[AIM OF THE TASK] Could you repeat the records below exactly, leaving out any pictures?
BEGIN RECORDED INFORMATION
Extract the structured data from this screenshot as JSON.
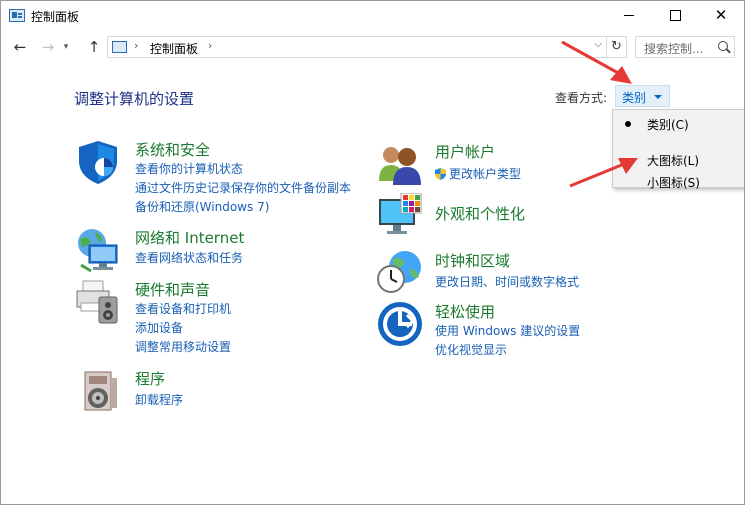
{
  "window": {
    "title": "控制面板",
    "controls": {
      "minimize": "minimize",
      "maximize": "maximize",
      "close": "✕"
    }
  },
  "nav": {
    "back": "←",
    "forward": "→",
    "up": "↑",
    "address_sep": "›",
    "address": "控制面板",
    "refresh": "↻",
    "search_placeholder": "搜索控制..."
  },
  "main": {
    "heading": "调整计算机的设置",
    "view_by_label": "查看方式:",
    "view_by_value": "类别"
  },
  "view_menu": {
    "items": [
      {
        "label": "类别(C)",
        "selected": true
      },
      {
        "label": "大图标(L)",
        "selected": false
      },
      {
        "label": "小图标(S)",
        "selected": false
      }
    ]
  },
  "categories": {
    "system": {
      "title": "系统和安全",
      "icon": "shield-icon",
      "links": [
        "查看你的计算机状态",
        "通过文件历史记录保存你的文件备份副本",
        "备份和还原(Windows 7)"
      ]
    },
    "network": {
      "title": "网络和 Internet",
      "icon": "network-globe-icon",
      "links": [
        "查看网络状态和任务"
      ]
    },
    "hardware": {
      "title": "硬件和声音",
      "icon": "printer-speaker-icon",
      "links": [
        "查看设备和打印机",
        "添加设备",
        "调整常用移动设置"
      ]
    },
    "programs": {
      "title": "程序",
      "icon": "programs-disc-icon",
      "links": [
        "卸载程序"
      ]
    },
    "users": {
      "title": "用户帐户",
      "icon": "users-icon",
      "links": [
        "更改帐户类型"
      ]
    },
    "appearance": {
      "title": "外观和个性化",
      "icon": "monitor-palette-icon",
      "links": []
    },
    "clock": {
      "title": "时钟和区域",
      "icon": "clock-globe-icon",
      "links": [
        "更改日期、时间或数字格式"
      ]
    },
    "ease": {
      "title": "轻松使用",
      "icon": "ease-of-access-icon",
      "links": [
        "使用 Windows 建议的设置",
        "优化视觉显示"
      ]
    }
  },
  "colors": {
    "heading": "#1e3287",
    "category_title": "#1a7a2e",
    "link": "#1a5fb4",
    "annotation_arrow": "#e53935",
    "selected_view_bg": "#e3eff9"
  }
}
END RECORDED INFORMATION
[WRITTEN SOLUTION]
Extract the structured data from this screenshot as JSON.
{
  "window": {
    "title": "控制面板",
    "controls": {
      "minimize": "minimize",
      "maximize": "maximize",
      "close": "✕"
    }
  },
  "nav": {
    "back": "←",
    "forward": "→",
    "up": "↑",
    "address_sep": "›",
    "address": "控制面板",
    "refresh": "↻",
    "search_placeholder": "搜索控制..."
  },
  "main": {
    "heading": "调整计算机的设置",
    "view_by_label": "查看方式:",
    "view_by_value": "类别"
  },
  "view_menu": {
    "items": [
      {
        "label": "类别(C)",
        "selected": true
      },
      {
        "label": "大图标(L)",
        "selected": false
      },
      {
        "label": "小图标(S)",
        "selected": false
      }
    ]
  },
  "categories": {
    "system": {
      "title": "系统和安全",
      "icon": "shield-icon",
      "links": [
        "查看你的计算机状态",
        "通过文件历史记录保存你的文件备份副本",
        "备份和还原(Windows 7)"
      ]
    },
    "network": {
      "title": "网络和 Internet",
      "icon": "network-globe-icon",
      "links": [
        "查看网络状态和任务"
      ]
    },
    "hardware": {
      "title": "硬件和声音",
      "icon": "printer-speaker-icon",
      "links": [
        "查看设备和打印机",
        "添加设备",
        "调整常用移动设置"
      ]
    },
    "programs": {
      "title": "程序",
      "icon": "programs-disc-icon",
      "links": [
        "卸载程序"
      ]
    },
    "users": {
      "title": "用户帐户",
      "icon": "users-icon",
      "links": [
        "更改帐户类型"
      ]
    },
    "appearance": {
      "title": "外观和个性化",
      "icon": "monitor-palette-icon",
      "links": []
    },
    "clock": {
      "title": "时钟和区域",
      "icon": "clock-globe-icon",
      "links": [
        "更改日期、时间或数字格式"
      ]
    },
    "ease": {
      "title": "轻松使用",
      "icon": "ease-of-access-icon",
      "links": [
        "使用 Windows 建议的设置",
        "优化视觉显示"
      ]
    }
  },
  "colors": {
    "heading": "#1e3287",
    "category_title": "#1a7a2e",
    "link": "#1a5fb4",
    "annotation_arrow": "#e53935",
    "selected_view_bg": "#e3eff9"
  }
}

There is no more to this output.